The number 42 homers in multiple ways, especially every April 15, when every Major league Baseball player sports Jackie Robinson’s digits on his jersey. The tribute to the Brooklyn Dodger who cracked the color barrier in 1947 also has taken the form through a new movie starring Chadwick Boseman and Harrison Ford.
Maury Covington, an actor whose family first settled in Myrtle Beach in the 1920s, won a part the movie, something different than he originally planned, but still an experience he said he found “very fortunate.”
The lifelong actor said his Atlanta-based agent had arranged for him to read for “a smaller role” in “42,” but that the movie director, Brian Helgeland, asked him to audition for the “racist cop” part, “which I did,” which, through studying lines, resulted in a “little rant.”
“It’s a nice little role,” Covington said, “small, but juicy.”
By phone last week from home in Jacksonville, Fla., he remembered the “blistering hot” day last June when his lines were filmed, at a former military installation in Atlanta, on a field used to emulate a minor-league diamond in Florida.
Working with Boseman, who portrayed Robinson, Covington called that role by the “young fellow a yeoman’s task,” especially seeing him film dialogue in the morning and the baseball play in the afternoon.
“Any lesser man would have crumbled,” Covington said.
MB ties since 1920s
Growing up in Myrtle Beach, accustomed to summer heat, he said his family has had ties “one way or another” to the area since the 1920s, when his grandparents bought a site.
“The SkyWheel’s on part of the property that was my grandparents’ cottage,” he said.
Covington said as the son of an Army soldier who moved around then retired to Myrtle Beach, he loved starting his teen years and staying through 11th grade.

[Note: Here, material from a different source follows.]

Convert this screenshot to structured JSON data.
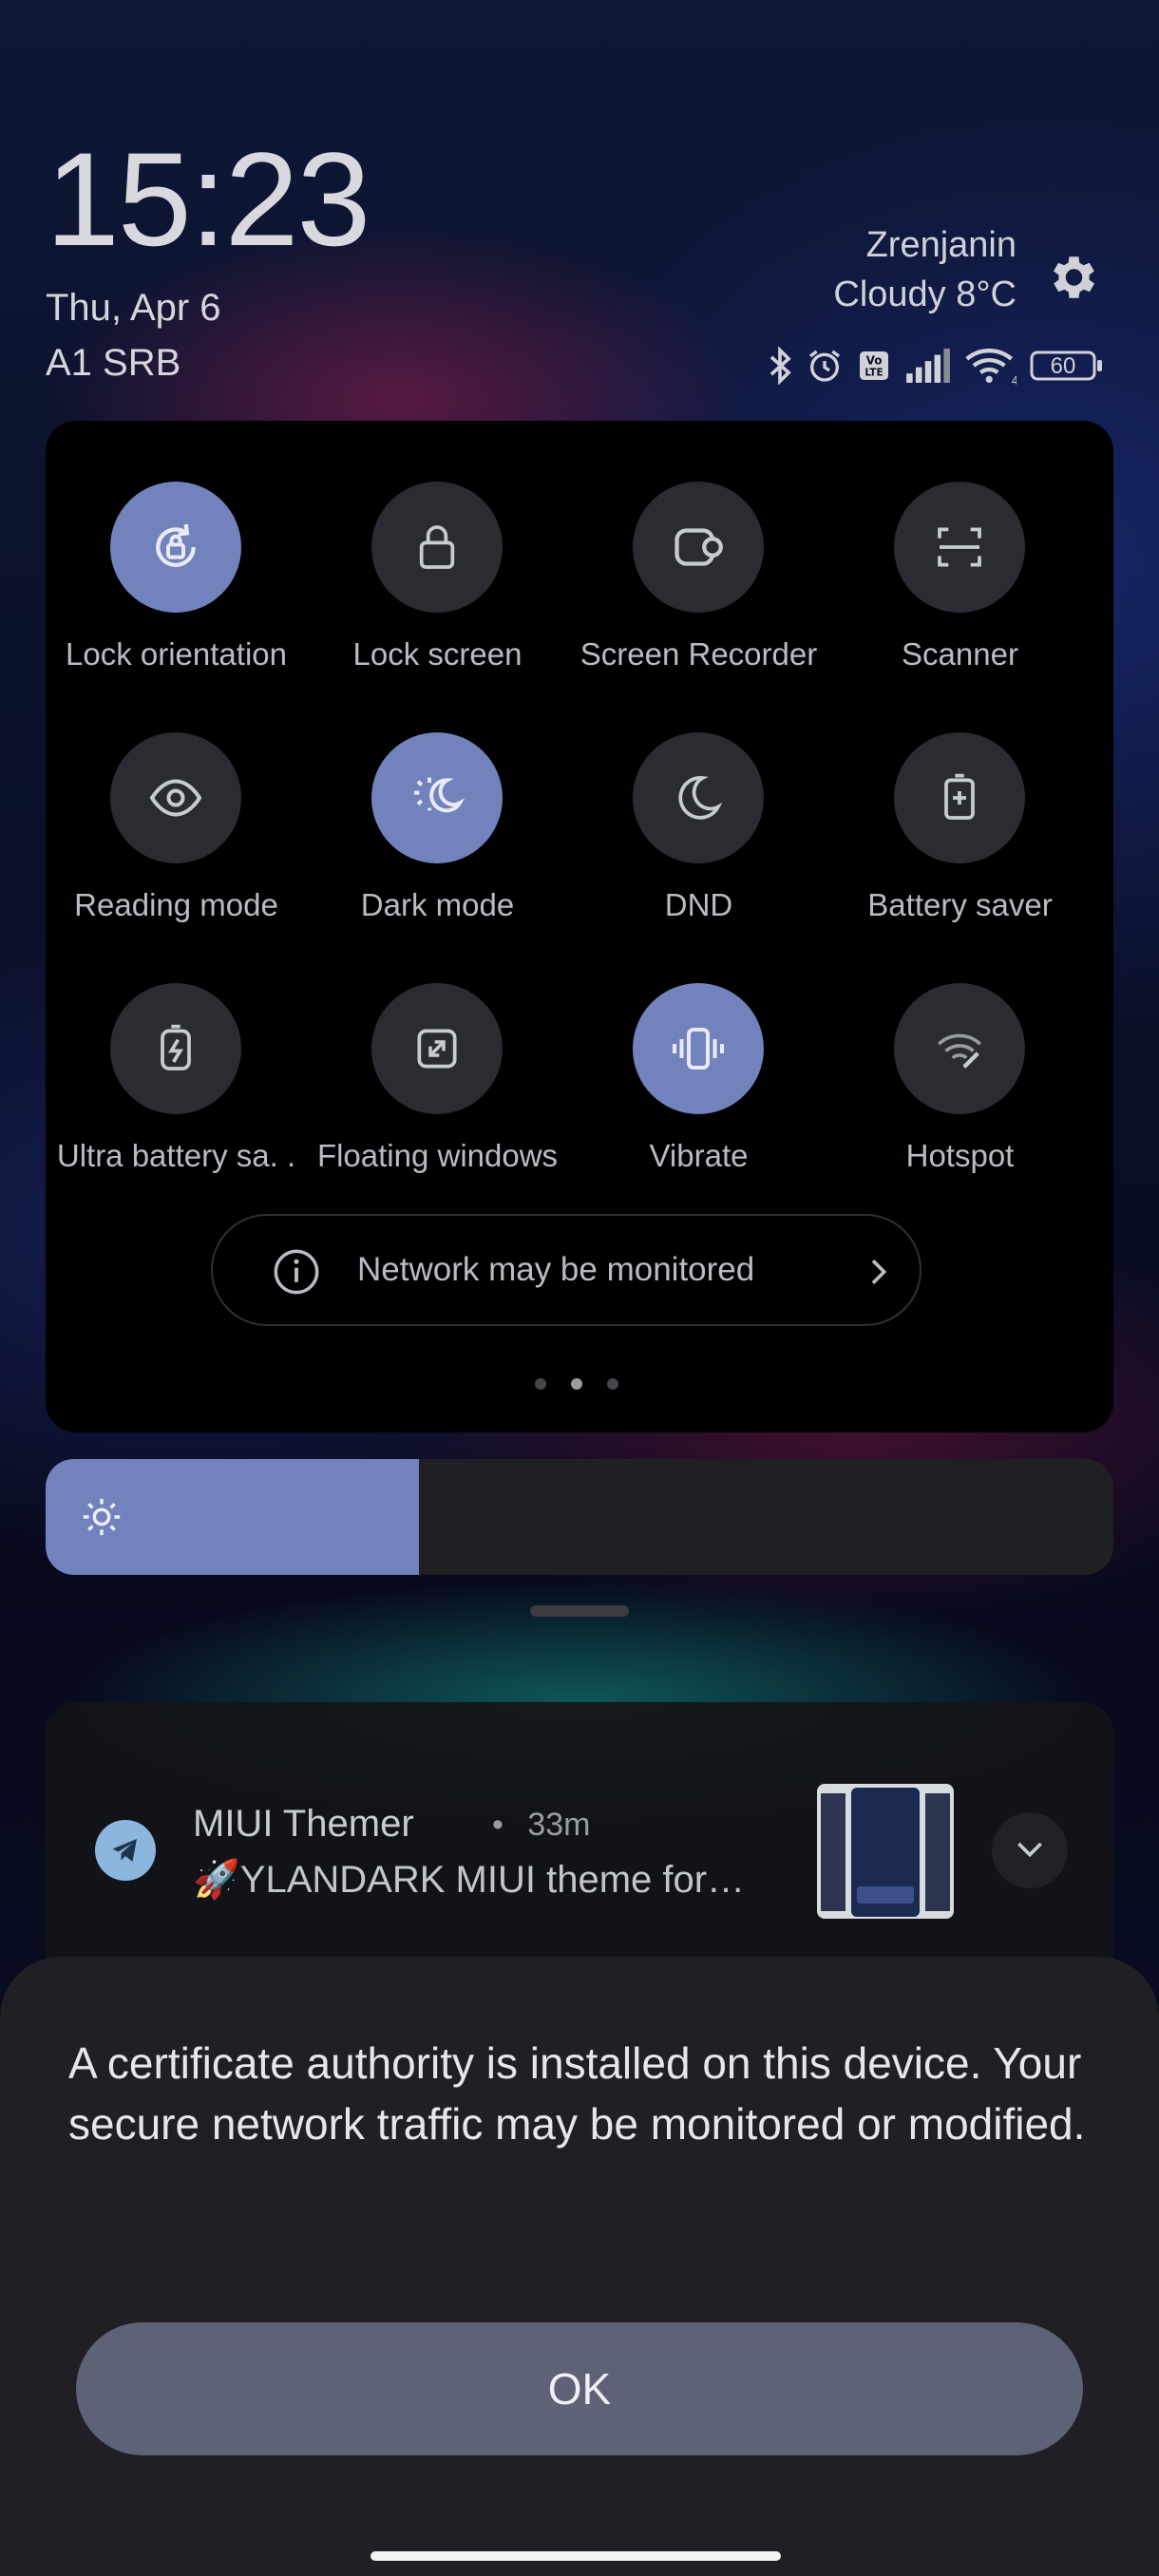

He said still considers the Myrtle Beach High School Class of 1962 his own, although he transferred for his senior year to the former Staunton Military Academy, in President Woodrow Wilson’s hometown in Virginia.
After four years in the Army, include a tenure in special forces, Covington went on to American University in Washington, D.C., before settling in New York, “where I spent most of my career.”

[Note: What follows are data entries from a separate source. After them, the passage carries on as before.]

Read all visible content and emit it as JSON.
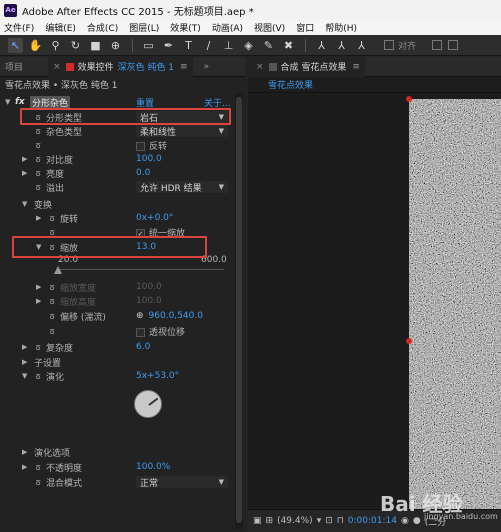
{
  "window": {
    "logo": "Ae",
    "title": "Adobe After Effects CC 2015 - 无标题项目.aep *"
  },
  "menu": [
    "文件(F)",
    "编辑(E)",
    "合成(C)",
    "图层(L)",
    "效果(T)",
    "动画(A)",
    "视图(V)",
    "窗口",
    "帮助(H)"
  ],
  "toolbar": {
    "snap_label": "对齐"
  },
  "left_tabs": {
    "project": "项目",
    "effects_tab_label": "效果控件",
    "effects_tab_layer": "深灰色 纯色 1",
    "menu_glyph": "≡",
    "expand_glyph": "»"
  },
  "fx_header": "雪花点效果 • 深灰色 纯色 1",
  "effect": {
    "fx_label": "fx",
    "name": "分形杂色",
    "reset": "重置",
    "about": "关于...",
    "fractal_type": {
      "label": "分形类型",
      "value": "岩石"
    },
    "noise_type": {
      "label": "杂色类型",
      "value": "柔和线性"
    },
    "invert": {
      "label": "反转"
    },
    "contrast": {
      "label": "对比度",
      "value": "100.0"
    },
    "brightness": {
      "label": "亮度",
      "value": "0.0"
    },
    "overflow": {
      "label": "溢出",
      "value": "允许 HDR 结果"
    },
    "transform": {
      "label": "变换",
      "rotation": {
        "label": "旋转",
        "value": "0x+0.0°"
      },
      "uniform_scale": {
        "label": "统一缩放"
      },
      "scale": {
        "label": "缩放",
        "value": "13.0"
      },
      "slider_min": "20.0",
      "slider_max": "600.0",
      "scale_slider_level": 0.0,
      "scale_width": {
        "label": "缩放宽度",
        "value": "100.0"
      },
      "scale_height": {
        "label": "缩放高度",
        "value": "100.0"
      },
      "offset": {
        "label": "偏移 (湍流)",
        "value": "960.0,540.0"
      },
      "perspective_offset": {
        "label": "透视位移"
      }
    },
    "complexity": {
      "label": "复杂度",
      "value": "6.0"
    },
    "sub_settings": {
      "label": "子设置"
    },
    "evolution": {
      "label": "演化",
      "value": "5x+53.0°",
      "dial_angle_deg": 53
    },
    "evolution_options": {
      "label": "演化选项"
    },
    "opacity": {
      "label": "不透明度",
      "value": "100.0%"
    },
    "blend_mode": {
      "label": "混合模式",
      "value": "正常"
    }
  },
  "right_tabs": {
    "close": "×",
    "comp_tab": "合成 雪花点效果",
    "menu_glyph": "≡",
    "comp_sub": "雪花点效果"
  },
  "viewer_bottom": {
    "zoom": "(49.4%)",
    "time": "0:00:01:14",
    "resolution": "(二分"
  },
  "watermark": {
    "brand": "Bai 经验",
    "url": "jingyan.baidu.com"
  },
  "colors": {
    "accent_blue": "#3f9bf0",
    "highlight_red": "#d9463e",
    "handle_red": "#d32727"
  }
}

A college sports enthusiast, especially for Duke University basketball, he kindled some baseball memories from youth.
“I was crazy about the New York Giants,” he said, “and I was crazy about Willie Mays, and I still followed him when they went to San Francisco.”

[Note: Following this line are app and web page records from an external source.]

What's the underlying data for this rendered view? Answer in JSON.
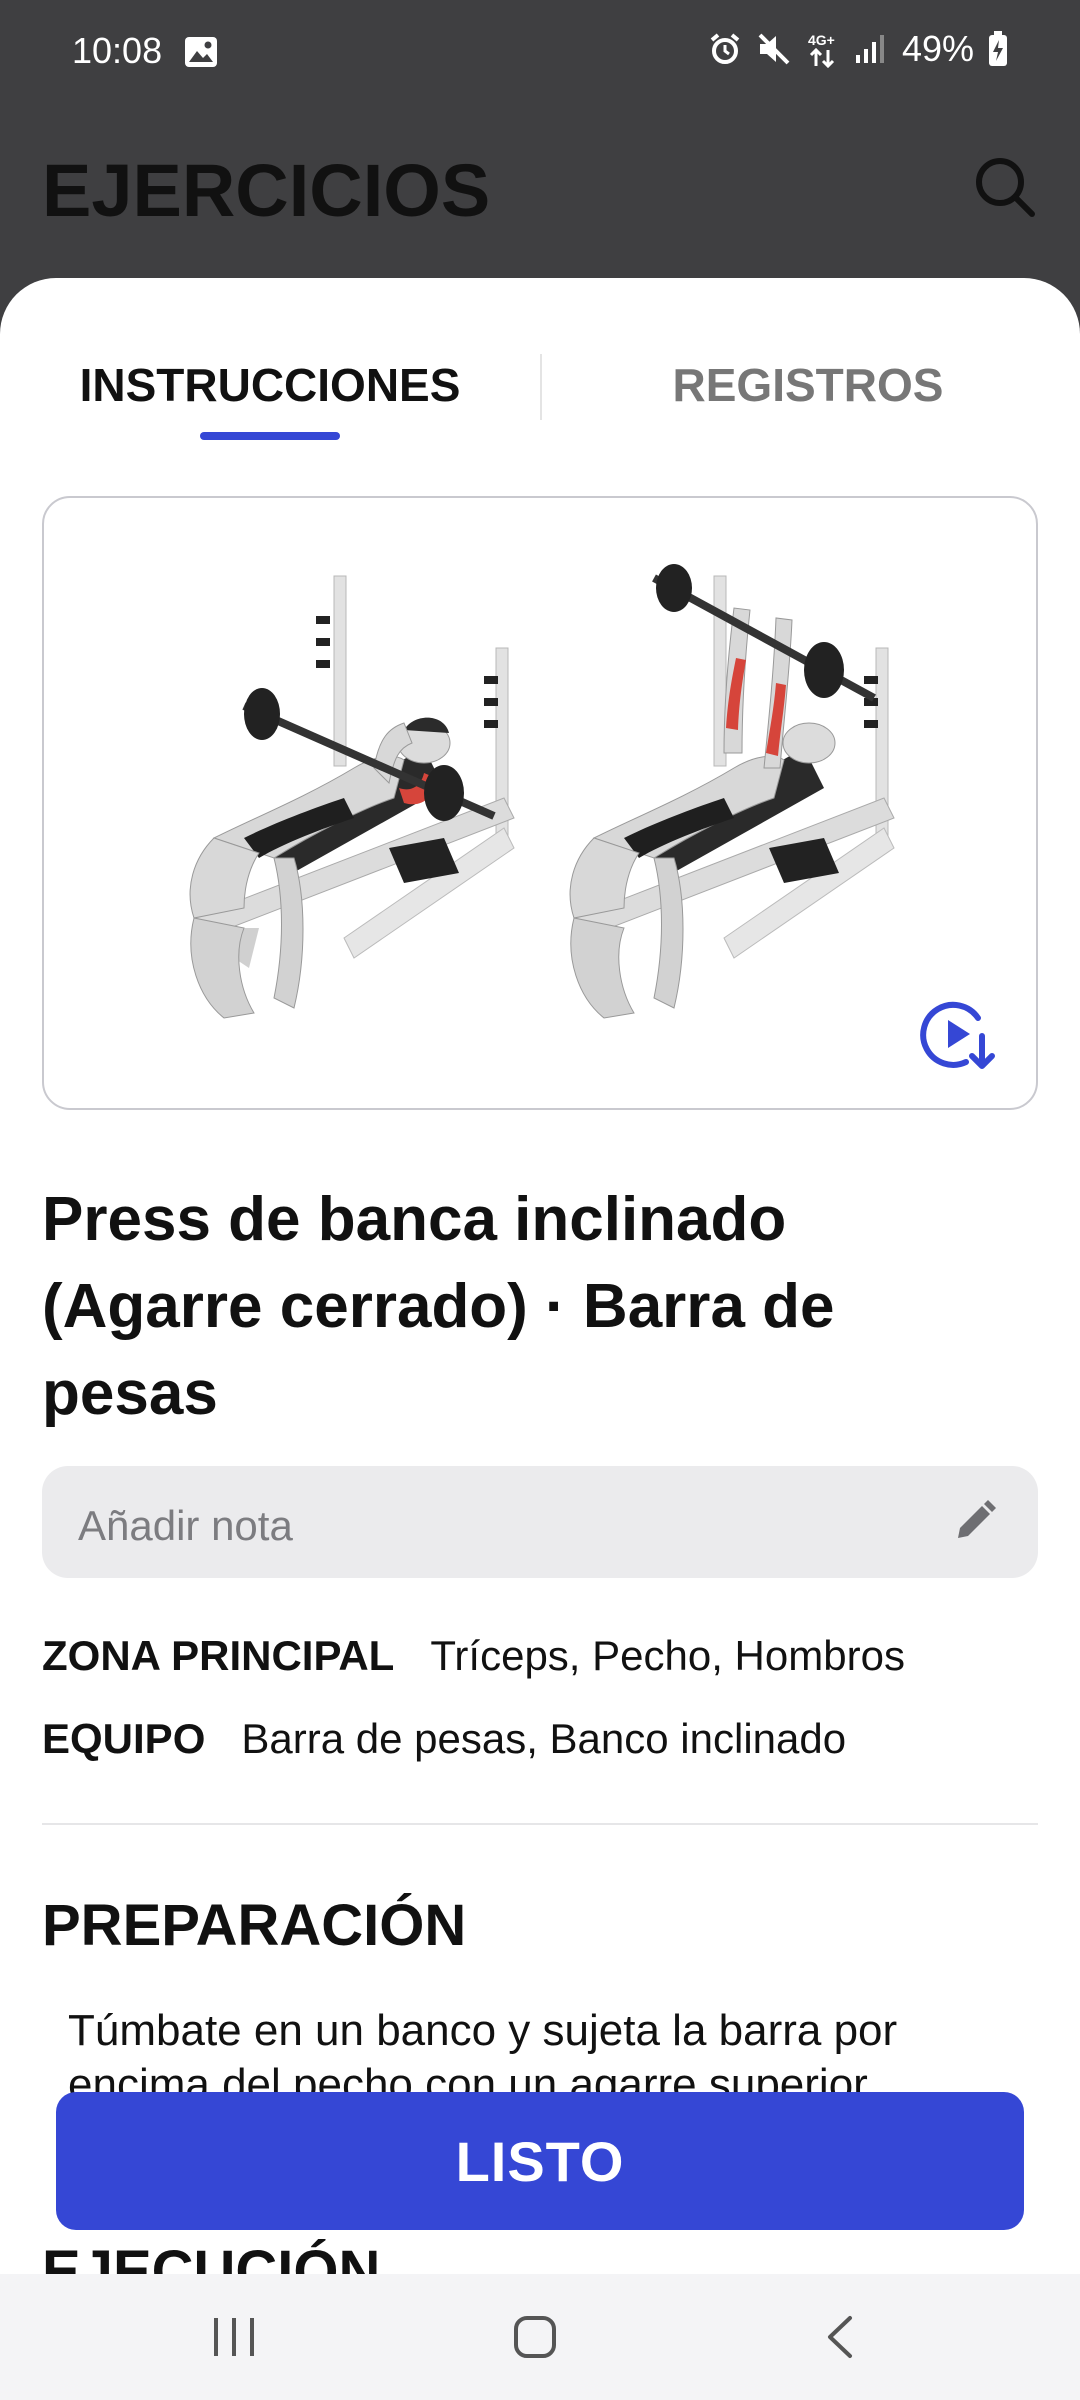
{
  "status_bar": {
    "time": "10:08",
    "battery": "49%",
    "network": "4G+"
  },
  "header": {
    "title": "EJERCICIOS",
    "search_icon": "search-icon"
  },
  "tabs": [
    {
      "label": "INSTRUCCIONES",
      "active": true
    },
    {
      "label": "REGISTROS",
      "active": false
    }
  ],
  "exercise": {
    "title_line1": "Press de banca inclinado",
    "title_line2": "(Agarre cerrado) · Barra de",
    "title_line3": "pesas",
    "note_placeholder": "Añadir nota",
    "zone_label": "ZONA PRINCIPAL",
    "zone_value": "Tríceps, Pecho, Hombros",
    "equipment_label": "EQUIPO",
    "equipment_value": "Barra de pesas, Banco inclinado"
  },
  "sections": {
    "preparation_title": "PREPARACIÓN",
    "preparation_text": "Túmbate en un banco y sujeta la barra por encima del pecho con un agarre superior",
    "execution_title": "EJECUCIÓN"
  },
  "actions": {
    "done_label": "LISTO"
  },
  "colors": {
    "accent": "#3547d5",
    "header_bg": "#3f3f41",
    "muscle_highlight": "#d6453b"
  }
}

He also built a loyalty for the Atlanta – formerly Boston – Braves, after having lived in Millford, Conn.
School reunions score
He still has a residence in Pawleys Island, and keeps up regular visits as he did annually earlier in his childhood.
Covington said he’s appreciated inclusion in some Myrtle Beach High reunions.
“I’ve stayed in touch many of my classmates,” he said.
He said his “start in show business in junior high, right there the old Myrtle Beach High School,” when all the grade levels of school building were connected.
Larry and Susan Wadley of Pawleys Island have kept in touch with Covington since their school days, and they delighted to see him at their 50th reunion in October.
“He’s a friend of ours,” said Susan Wadley, who has seen TV commercials for “42” and will join a group for a night out this Friday to see it.
She also said Covington had told them of his role, but “he was very unassuming about it.”
Larry Wadley, a classmate who moved to Myrtle Beach in 1958, remembered a play that included his wife and Covington, who “lunged forward,” wiping out several of her lines.
“She jokingly accused him of ruining her acting career,” Larry Wadley said with a laugh.
He and his wife would go on to long vocations in teaching and finance credit management, respectively.
The title role in a school play called “Wilbur Faces Life” left an impression on Covington, a story he said centered on a young man who was about to pick the wrong girl, but a fairy godfather showed him what life would be like.
“It was a great thrill to do something well enough that people get a big kick out of it or were moved in some way,” Covington said.